# EXERCISE DIRECTIONS:
Out of the data below, copy every line with the string "copyright".

[Data entries]
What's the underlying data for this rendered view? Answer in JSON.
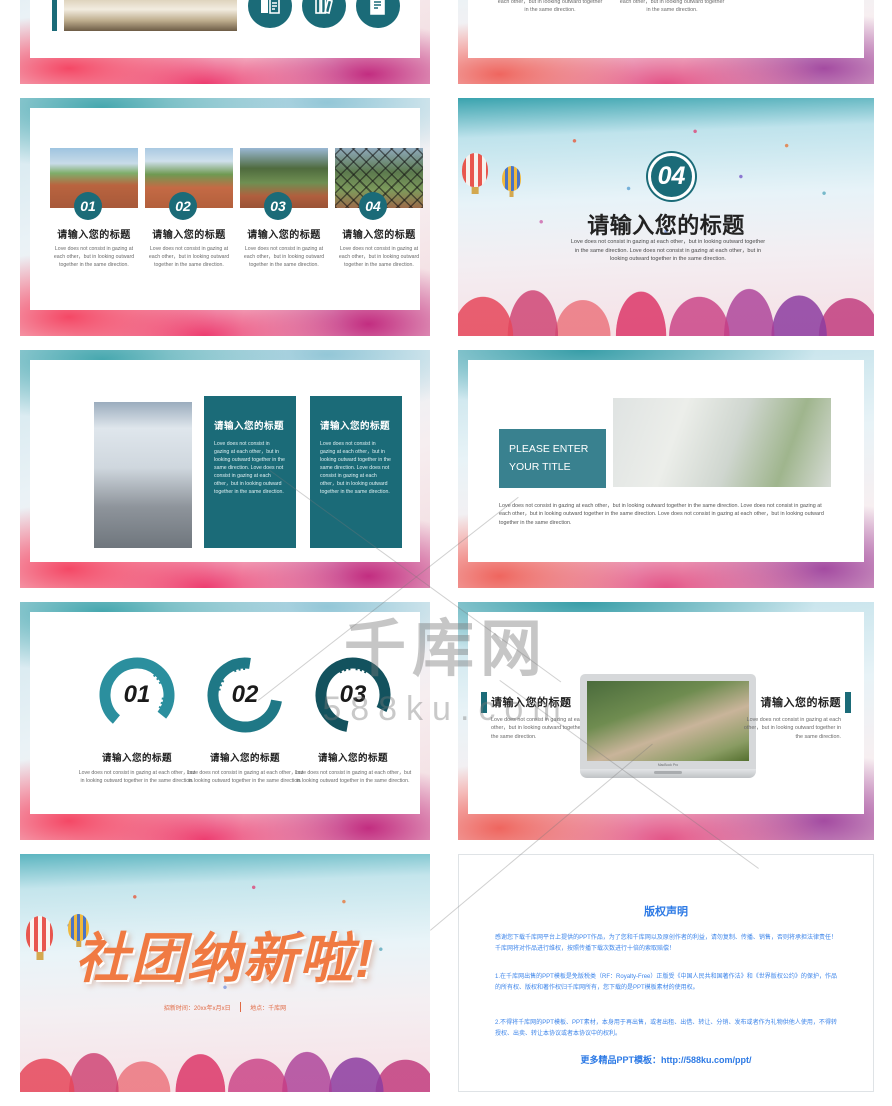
{
  "meta": {
    "watermark_cn": "千库网",
    "watermark_en": "588ku.com"
  },
  "common": {
    "cn_title": "请输入您的标题",
    "en_body": "Love does not consist in gazing at each other，but in looking outward together in the same direction.",
    "en_body_long": "Love does not consist in gazing at each other，but in looking outward together in the same direction. Love does not consist in gazing at each other，but in looking outward together in the same direction.",
    "en_body_xlong": "Love does not consist in gazing at each other，but in looking outward together in the same direction. Love does not consist in gazing at each other，but in looking outward together in the same direction. Love does not consist in gazing at each other，but in looking outward together in the same direction."
  },
  "slides": [
    {
      "id": "slide-books",
      "name": "books-icons-slide",
      "icons": [
        "open-book-icon",
        "bookshelf-icon",
        "notebook-icon"
      ]
    },
    {
      "id": "slide-two-column-text",
      "name": "two-column-text-slide",
      "columns": [
        {
          "body": "each other，but in looking outward together in the same direction."
        },
        {
          "body": "each other，but in looking outward together in the same direction."
        }
      ]
    },
    {
      "id": "slide-four-photo-grid",
      "name": "four-photo-grid-slide",
      "items": [
        {
          "number": "01",
          "title": "请输入您的标题",
          "body": "Love does not consist in gazing at each other，but in looking outward together in the same direction.",
          "photo": "track-field-photo"
        },
        {
          "number": "02",
          "title": "请输入您的标题",
          "body": "Love does not consist in gazing at each other，but in looking outward together in the same direction.",
          "photo": "campus-building-photo"
        },
        {
          "number": "03",
          "title": "请输入您的标题",
          "body": "Love does not consist in gazing at each other，but in looking outward together in the same direction.",
          "photo": "sports-field-photo"
        },
        {
          "number": "04",
          "title": "请输入您的标题",
          "body": "Love does not consist in gazing at each other，but in looking outward together in the same direction.",
          "photo": "fence-photo"
        }
      ]
    },
    {
      "id": "slide-section-04",
      "name": "section-divider-slide",
      "number": "04",
      "title": "请输入您的标题",
      "body": "Love does not consist in gazing at each other，but in looking outward together in the same direction. Love does not consist in gazing at each other，but in looking outward together in the same direction."
    },
    {
      "id": "slide-image-two-panels",
      "name": "image-two-panel-slide",
      "panels": [
        {
          "title": "请输入您的标题",
          "body": "Love does not consist in gazing at each other，but in looking outward together in the same direction. Love does not consist in gazing at each other，but in looking outward together in the same direction."
        },
        {
          "title": "请输入您的标题",
          "body": "Love does not consist in gazing at each other，but in looking outward together in the same direction. Love does not consist in gazing at each other，but in looking outward together in the same direction."
        }
      ]
    },
    {
      "id": "slide-please-enter-title",
      "name": "classroom-photo-slide",
      "title_line1": "PLEASE ENTER",
      "title_line2": "YOUR TITLE",
      "body": "Love does not consist in gazing at each other，but in looking outward together in the same direction. Love does not consist in gazing at each other，but in looking outward together in the same direction. Love does not consist in gazing at each other，but in looking outward together in the same direction."
    },
    {
      "id": "slide-three-donuts",
      "name": "three-donut-slide",
      "items": [
        {
          "number": "01",
          "title": "请输入您的标题",
          "body": "Love does not consist in gazing at each other，but in looking outward together in the same direction.",
          "color": "#2b8f9e"
        },
        {
          "number": "02",
          "title": "请输入您的标题",
          "body": "Love does not consist in gazing at each other，but in looking outward together in the same direction.",
          "color": "#1f7886"
        },
        {
          "number": "03",
          "title": "请输入您的标题",
          "body": "Love does not consist in gazing at each other，but in looking outward together in the same direction.",
          "color": "#13525e"
        }
      ]
    },
    {
      "id": "slide-laptop",
      "name": "laptop-mockup-slide",
      "laptop_label": "MacBook Pro",
      "left": {
        "title": "请输入您的标题",
        "body": "Love does not consist in gazing at each other，but in looking outward together in the same direction."
      },
      "right": {
        "title": "请输入您的标题",
        "body": "Love does not consist in gazing at each other，but in looking outward together in the same direction."
      }
    },
    {
      "id": "slide-closing",
      "name": "closing-title-slide",
      "headline": "社团纳新啦!",
      "meta_time": "招新时间：20xx年x月x日",
      "meta_place": "地点：千库网"
    },
    {
      "id": "slide-copyright",
      "name": "copyright-notice-slide",
      "title": "版权声明",
      "paragraphs": [
        "感谢您下载千库网平台上提供的PPT作品，为了您和千库网以及原创作者的利益，请勿复制、传播、销售，否则将承担法律责任！千库网将对作品进行维权，按照传播下载次数进行十倍的索取赔偿！",
        "1.在千库网出售的PPT模板是免版税类（RF：Royalty-Free）正版受《中国人民共和国著作法》和《世界版权公约》的保护，作品的所有权、版权和著作权归千库网所有，您下载的是PPT模板素材的使用权。",
        "2.不得将千库网的PPT模板、PPT素材，本身用于再出售，或者出租、出借、转让、分销、发布或者作为礼物供他人使用，不得转授权、出卖、转让本协议或者本协议中的权利。"
      ],
      "footer_label": "更多精品PPT模板：",
      "footer_url": "http://588ku.com/ppt/"
    }
  ]
}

# WORKED SOLUTION:
      "id": "slide-copyright",
      "name": "copyright-notice-slide",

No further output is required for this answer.